NASHVILLE – Rashad Weaver knows the saying.
"Man, what do they say? Patience is a virtue," Weaver said with a smile after Friday's practice. "I haven't always had it, but it's something I kind of gained and learned in college when I tore my ACL my junior year and that paid off for me here. I've watched a lot of football, on TV, on the big screen, on my couch. … But I always tried to focus on the end goal."
Weaver, a fourth-round draft pick in the 2021 NFL Draft, is back on the practice field and competing after spending most of his rookie season recovering from an injury.
It's safe to say the outside linebacker is thrilled to be back, and he's feeling good.
"It is everything," Weaver said. "Being hurt in the NFL can get lonely. Being back around the guys, back in the locker room, having two legs I can actually walk on and do stuff and getting to do what I love … it is everything I want."
Weaver, a semifinalist for the Bednarik Award (presented to the national defensive player of the year) during his final season at Pittsburgh, flashed a year ago in training camp and the preseason with the Titans.
In fact, he was credited with 1.5 sacks, two quarterback hits, three tackles, and one tackle for a loss in his preseason debut against the Falcons last year.
In the regular season, Weaver played in Week 2 at Seattle, and a week later against the Colts he tallied two tackles before suffering a broken fibula.

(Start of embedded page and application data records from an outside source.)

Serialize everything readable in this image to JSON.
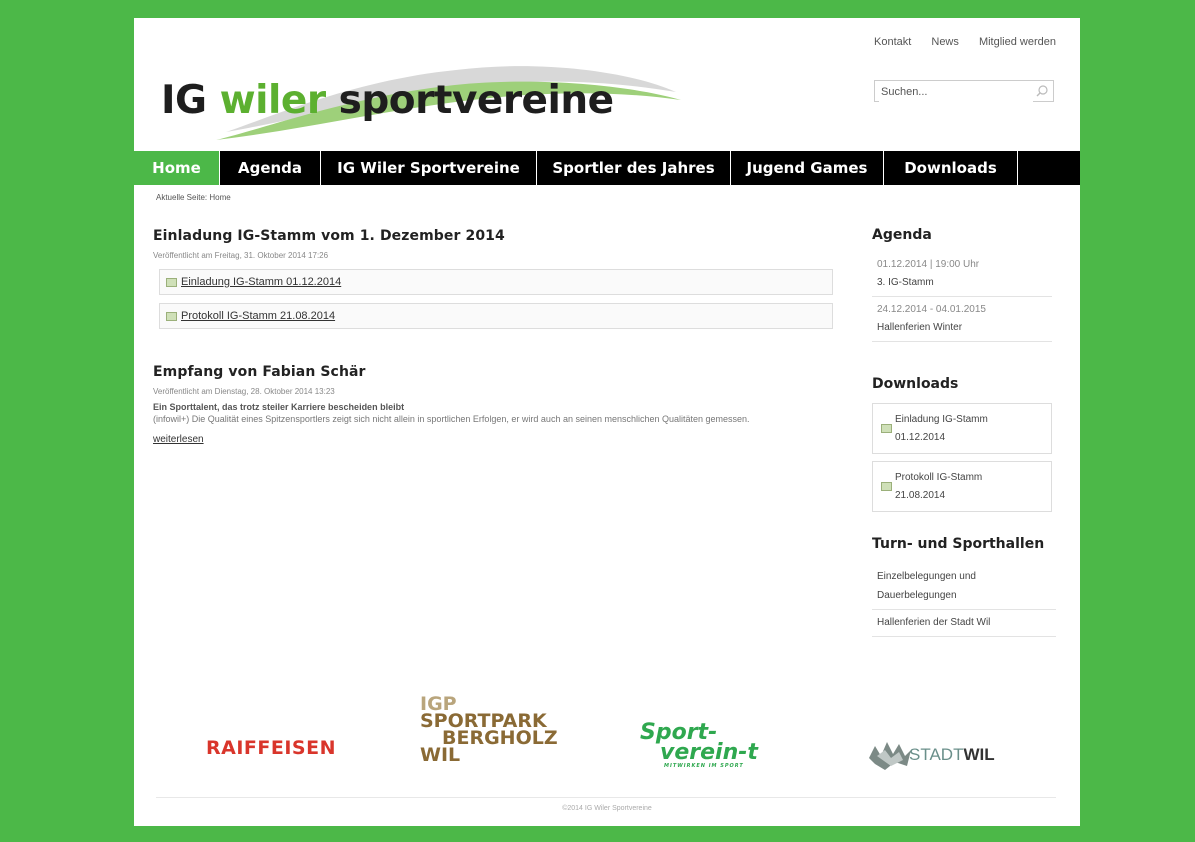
{
  "site": {
    "logo_part1": "IG ",
    "logo_part2": "wiler",
    "logo_part3": " sportvereine"
  },
  "toplinks": [
    "Kontakt",
    "News",
    "Mitglied werden"
  ],
  "search": {
    "placeholder": "Suchen..."
  },
  "nav": [
    {
      "label": "Home",
      "active": true
    },
    {
      "label": "Agenda"
    },
    {
      "label": "IG Wiler Sportvereine"
    },
    {
      "label": "Sportler des Jahres"
    },
    {
      "label": "Jugend Games"
    },
    {
      "label": "Downloads"
    }
  ],
  "breadcrumb": "Aktuelle Seite: Home",
  "articles": [
    {
      "title": "Einladung IG-Stamm vom 1. Dezember 2014",
      "meta": "Veröffentlicht am Freitag, 31. Oktober 2014 17:26",
      "attachments": [
        "Einladung IG-Stamm 01.12.2014",
        "Protokoll IG-Stamm 21.08.2014"
      ]
    },
    {
      "title": "Empfang von Fabian Schär",
      "meta": "Veröffentlicht am Dienstag, 28. Oktober 2014 13:23",
      "lead": "Ein Sporttalent, das trotz steiler Karriere bescheiden bleibt",
      "body": "(infowil+) Die Qualität eines Spitzensportlers zeigt sich nicht allein in sportlichen Erfolgen, er wird auch an seinen menschlichen Qualitäten gemessen.",
      "readmore": "weiterlesen"
    }
  ],
  "sidebar": {
    "agenda_title": "Agenda",
    "agenda": [
      {
        "date": "01.12.2014 | 19:00 Uhr",
        "name": "3. IG-Stamm"
      },
      {
        "date": "24.12.2014 - 04.01.2015",
        "name": "Hallenferien Winter"
      }
    ],
    "downloads_title": "Downloads",
    "downloads": [
      {
        "line1": "Einladung IG-Stamm",
        "line2": "01.12.2014"
      },
      {
        "line1": "Protokoll IG-Stamm",
        "line2": "21.08.2014"
      }
    ],
    "halls_title": "Turn- und Sporthallen",
    "halls": [
      "Einzelbelegungen und Dauerbelegungen",
      "Hallenferien der Stadt Wil"
    ]
  },
  "sponsors": {
    "raiffeisen": "RAIFFEISEN",
    "igp": [
      "IGP",
      "SPORTPARK",
      "BERGHOLZ",
      "WIL"
    ],
    "sportvereint": [
      "Sport-",
      "verein-t",
      "MITWIRKEN IM SPORT"
    ],
    "stadtwil": [
      "STADT",
      "WIL"
    ]
  },
  "footer": "©2014 IG Wiler Sportvereine",
  "colors": {
    "green": "#4cb848",
    "nav_bg": "#000000",
    "logo_green": "#5cb030"
  }
}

He was placed on Injured Reserve, which ended his rookie season.
He spent the rest of 2021 recovering, and rehabbing.
"I think he had a great mindset, dealing with that," linebacker Harold Landry said of Weaver. "I am excited to see him out here every day. I feel like he has made great strides ever since he got here, and I am excited to watch him play."

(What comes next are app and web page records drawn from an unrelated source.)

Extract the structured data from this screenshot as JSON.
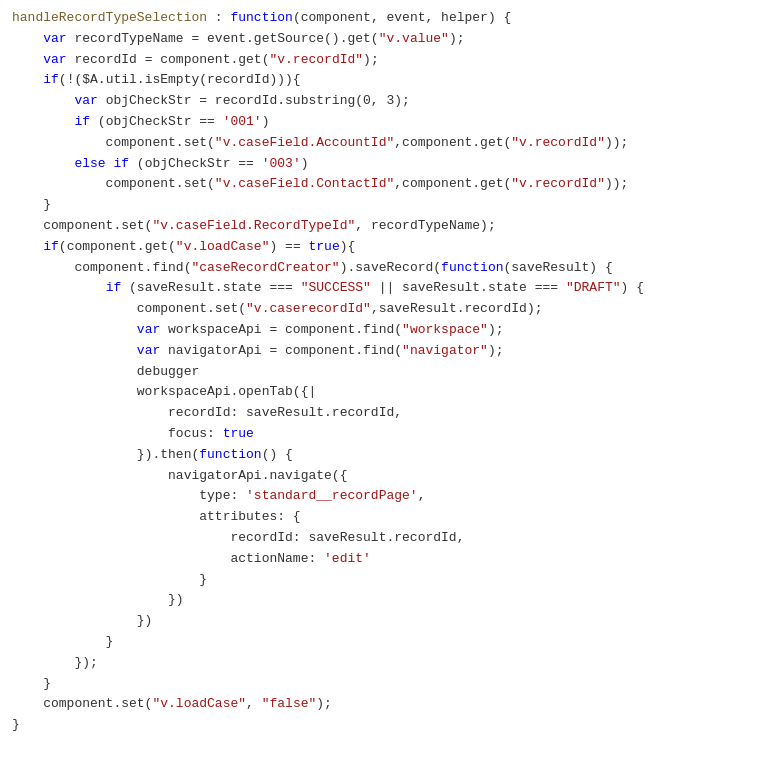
{
  "code": {
    "lines": [
      {
        "indent": 0,
        "tokens": [
          {
            "text": "handleRecordTypeSelection",
            "class": "c-fn-name"
          },
          {
            "text": " : ",
            "class": "c-default"
          },
          {
            "text": "function",
            "class": "c-keyword"
          },
          {
            "text": "(component, event, helper) {",
            "class": "c-default"
          }
        ]
      },
      {
        "indent": 1,
        "tokens": [
          {
            "text": "    ",
            "class": "c-default"
          },
          {
            "text": "var",
            "class": "c-keyword"
          },
          {
            "text": " recordTypeName = event.getSource().get(",
            "class": "c-default"
          },
          {
            "text": "\"v.value\"",
            "class": "c-string"
          },
          {
            "text": ");",
            "class": "c-default"
          }
        ]
      },
      {
        "indent": 1,
        "tokens": [
          {
            "text": "    ",
            "class": "c-default"
          },
          {
            "text": "var",
            "class": "c-keyword"
          },
          {
            "text": " recordId = component.get(",
            "class": "c-default"
          },
          {
            "text": "\"v.recordId\"",
            "class": "c-string"
          },
          {
            "text": ");",
            "class": "c-default"
          }
        ]
      },
      {
        "indent": 1,
        "tokens": [
          {
            "text": "    ",
            "class": "c-default"
          },
          {
            "text": "if",
            "class": "c-keyword"
          },
          {
            "text": "(!($A.util.isEmpty(recordId))){",
            "class": "c-default"
          }
        ]
      },
      {
        "indent": 2,
        "tokens": [
          {
            "text": "        ",
            "class": "c-default"
          },
          {
            "text": "var",
            "class": "c-keyword"
          },
          {
            "text": " objCheckStr = recordId.substring(0, 3);",
            "class": "c-default"
          }
        ]
      },
      {
        "indent": 2,
        "tokens": [
          {
            "text": "        ",
            "class": "c-default"
          },
          {
            "text": "if",
            "class": "c-keyword"
          },
          {
            "text": " (objCheckStr == ",
            "class": "c-default"
          },
          {
            "text": "'001'",
            "class": "c-string"
          },
          {
            "text": ")",
            "class": "c-default"
          }
        ]
      },
      {
        "indent": 3,
        "tokens": [
          {
            "text": "            component.set(",
            "class": "c-default"
          },
          {
            "text": "\"v.caseField.AccountId\"",
            "class": "c-string"
          },
          {
            "text": ",component.get(",
            "class": "c-default"
          },
          {
            "text": "\"v.recordId\"",
            "class": "c-string"
          },
          {
            "text": "));",
            "class": "c-default"
          }
        ]
      },
      {
        "indent": 2,
        "tokens": [
          {
            "text": "        ",
            "class": "c-default"
          },
          {
            "text": "else",
            "class": "c-keyword"
          },
          {
            "text": " ",
            "class": "c-default"
          },
          {
            "text": "if",
            "class": "c-keyword"
          },
          {
            "text": " (objCheckStr == ",
            "class": "c-default"
          },
          {
            "text": "'003'",
            "class": "c-string"
          },
          {
            "text": ")",
            "class": "c-default"
          }
        ]
      },
      {
        "indent": 3,
        "tokens": [
          {
            "text": "            component.set(",
            "class": "c-default"
          },
          {
            "text": "\"v.caseField.ContactId\"",
            "class": "c-string"
          },
          {
            "text": ",component.get(",
            "class": "c-default"
          },
          {
            "text": "\"v.recordId\"",
            "class": "c-string"
          },
          {
            "text": "));",
            "class": "c-default"
          }
        ]
      },
      {
        "indent": 1,
        "tokens": [
          {
            "text": "    }",
            "class": "c-default"
          }
        ]
      },
      {
        "indent": 1,
        "tokens": [
          {
            "text": "    component.set(",
            "class": "c-default"
          },
          {
            "text": "\"v.caseField.RecordTypeId\"",
            "class": "c-string"
          },
          {
            "text": ", recordTypeName);",
            "class": "c-default"
          }
        ]
      },
      {
        "indent": 1,
        "tokens": [
          {
            "text": "    ",
            "class": "c-default"
          },
          {
            "text": "if",
            "class": "c-keyword"
          },
          {
            "text": "(component.get(",
            "class": "c-default"
          },
          {
            "text": "\"v.loadCase\"",
            "class": "c-string"
          },
          {
            "text": ") == ",
            "class": "c-default"
          },
          {
            "text": "true",
            "class": "c-keyword"
          },
          {
            "text": "){",
            "class": "c-default"
          }
        ]
      },
      {
        "indent": 2,
        "tokens": [
          {
            "text": "        component.find(",
            "class": "c-default"
          },
          {
            "text": "\"caseRecordCreator\"",
            "class": "c-string"
          },
          {
            "text": ").saveRecord(",
            "class": "c-default"
          },
          {
            "text": "function",
            "class": "c-keyword"
          },
          {
            "text": "(saveResult) {",
            "class": "c-default"
          }
        ]
      },
      {
        "indent": 3,
        "tokens": [
          {
            "text": "            ",
            "class": "c-default"
          },
          {
            "text": "if",
            "class": "c-keyword"
          },
          {
            "text": " (saveResult.state === ",
            "class": "c-default"
          },
          {
            "text": "\"SUCCESS\"",
            "class": "c-string"
          },
          {
            "text": " || saveResult.state === ",
            "class": "c-default"
          },
          {
            "text": "\"DRAFT\"",
            "class": "c-string"
          },
          {
            "text": ") {",
            "class": "c-default"
          }
        ]
      },
      {
        "indent": 4,
        "tokens": [
          {
            "text": "                component.set(",
            "class": "c-default"
          },
          {
            "text": "\"v.caserecordId\"",
            "class": "c-string"
          },
          {
            "text": ",saveResult.recordId);",
            "class": "c-default"
          }
        ]
      },
      {
        "indent": 4,
        "tokens": [
          {
            "text": "                ",
            "class": "c-default"
          },
          {
            "text": "var",
            "class": "c-keyword"
          },
          {
            "text": " workspaceApi = component.find(",
            "class": "c-default"
          },
          {
            "text": "\"workspace\"",
            "class": "c-string"
          },
          {
            "text": ");",
            "class": "c-default"
          }
        ]
      },
      {
        "indent": 4,
        "tokens": [
          {
            "text": "                ",
            "class": "c-default"
          },
          {
            "text": "var",
            "class": "c-keyword"
          },
          {
            "text": " navigatorApi = component.find(",
            "class": "c-default"
          },
          {
            "text": "\"navigator\"",
            "class": "c-string"
          },
          {
            "text": ");",
            "class": "c-default"
          }
        ]
      },
      {
        "indent": 4,
        "tokens": [
          {
            "text": "                debugger",
            "class": "c-default"
          }
        ]
      },
      {
        "indent": 4,
        "tokens": [
          {
            "text": "                workspaceApi.openTab({",
            "class": "c-default"
          },
          {
            "text": "|",
            "class": "c-default"
          }
        ]
      },
      {
        "indent": 5,
        "tokens": [
          {
            "text": "                    recordId: saveResult.recordId,",
            "class": "c-default"
          }
        ]
      },
      {
        "indent": 5,
        "tokens": [
          {
            "text": "                    focus: ",
            "class": "c-default"
          },
          {
            "text": "true",
            "class": "c-keyword"
          }
        ]
      },
      {
        "indent": 4,
        "tokens": [
          {
            "text": "                ",
            "class": "c-default"
          },
          {
            "text": "}).then(",
            "class": "c-default"
          },
          {
            "text": "function",
            "class": "c-keyword"
          },
          {
            "text": "() {",
            "class": "c-default"
          }
        ]
      },
      {
        "indent": 5,
        "tokens": [
          {
            "text": "                    navigatorApi.navigate({",
            "class": "c-default"
          }
        ]
      },
      {
        "indent": 6,
        "tokens": [
          {
            "text": "                        type: ",
            "class": "c-default"
          },
          {
            "text": "'standard__recordPage'",
            "class": "c-string"
          },
          {
            "text": ",",
            "class": "c-default"
          }
        ]
      },
      {
        "indent": 6,
        "tokens": [
          {
            "text": "                        attributes: {",
            "class": "c-default"
          }
        ]
      },
      {
        "indent": 7,
        "tokens": [
          {
            "text": "                            recordId: saveResult.recordId,",
            "class": "c-default"
          }
        ]
      },
      {
        "indent": 7,
        "tokens": [
          {
            "text": "                            actionName: ",
            "class": "c-default"
          },
          {
            "text": "'edit'",
            "class": "c-string"
          }
        ]
      },
      {
        "indent": 6,
        "tokens": [
          {
            "text": "                        }",
            "class": "c-default"
          }
        ]
      },
      {
        "indent": 5,
        "tokens": [
          {
            "text": "                    })",
            "class": "c-default"
          }
        ]
      },
      {
        "indent": 4,
        "tokens": [
          {
            "text": "                })",
            "class": "c-default"
          }
        ]
      },
      {
        "indent": 3,
        "tokens": [
          {
            "text": "            }",
            "class": "c-default"
          }
        ]
      },
      {
        "indent": 2,
        "tokens": [
          {
            "text": "        });",
            "class": "c-default"
          }
        ]
      },
      {
        "indent": 1,
        "tokens": [
          {
            "text": "    }",
            "class": "c-default"
          }
        ]
      },
      {
        "indent": 1,
        "tokens": [
          {
            "text": "    component.set(",
            "class": "c-default"
          },
          {
            "text": "\"v.loadCase\"",
            "class": "c-string"
          },
          {
            "text": ", ",
            "class": "c-default"
          },
          {
            "text": "\"false\"",
            "class": "c-string"
          },
          {
            "text": ");",
            "class": "c-default"
          }
        ]
      },
      {
        "indent": 0,
        "tokens": [
          {
            "text": "}",
            "class": "c-default"
          }
        ]
      }
    ]
  }
}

Titans Coach Mike Vrabel said he thinks Weaver took advantage of the time he spent sidelined.
"I think what he benefited from was being around here in the offseason to get a lot of reps to get in shape. To get healthy, to study," Vrabel said. "The one thing that I always respected about Rashad when he was with us last year, healthy, was how hard he played. There were things that weren't perfect and there were mistakes. But he played with great effort and that's always a great place to start. And I think what he's done this year now is come back healthy in camp and started to try to look to define a role for himself. Working hard on special teams, I think that's something (he) probably had improved in the offseason was his ability to help us on special teams or understand that. And for some guys coming out of college, that's new, especially those defensive end types that transition to edge players in our league. They have to be able to play special teams."

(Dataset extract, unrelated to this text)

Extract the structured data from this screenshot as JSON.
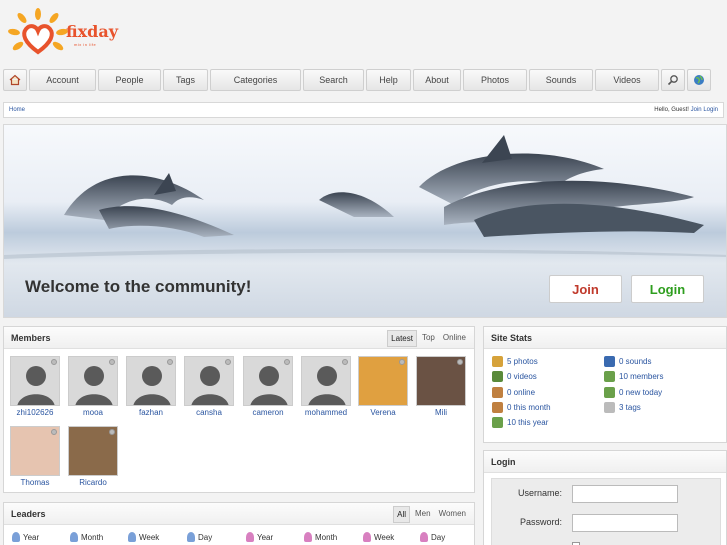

Earlier this offseason, Titans GM Jon Robinson raved about Weaver, the 135th overall pick of the 2021 NFL Draft.
In nine games at Pittsburgh in 2020, Weaver (6-4, 259) totaled 35 tackles, 14.5 tackles for loss, 7.5 sacks, three forced fumbles and a fumble recovery. He led the ACC in sacks per game (0.83 avg.) and tackles for loss per game (1.61 avg.).
"His progress has been great, and he's working hard," Robinson said of Weaver. "Rashad is maybe one of the hardest workers out of that rookie class. ... He has been extremely diligent with getting himself back. I know he loves football. Football is important to him. So, it has been fun to kind of watch him grow and really bust his can to try and help the team."
On Friday, the 6-foot-4, 259-pound Weaver said he shakes his head when he looks back at his tape from early in the rookie season, during the preseason.
He knows he has a lot of improving to do still.
But he likes where he is, and where he's heading.
"The first thing anybody would say after being out that long is 'knocking off the rust'," Weaver said. "I just have to knock off the rust on the technique and fundamentals, and bring it back. And, pad level, that is going to continue to be my (focus) – when I have low pads, it is hard for people to block me, and I can make a lot of plays. Those are things I continue to focus on. But it comes back quick and I kind of got that rust off in OTAs, so coming into camp it was just getting back to running full speed and hitting guys a little more.
"It's just great to be back. Imagine (having what you love) getting taken away from you for 8 to 10 months. It was hard being away from something you love, feeling like you are missing a part of yourself. Being back out here is everything to me."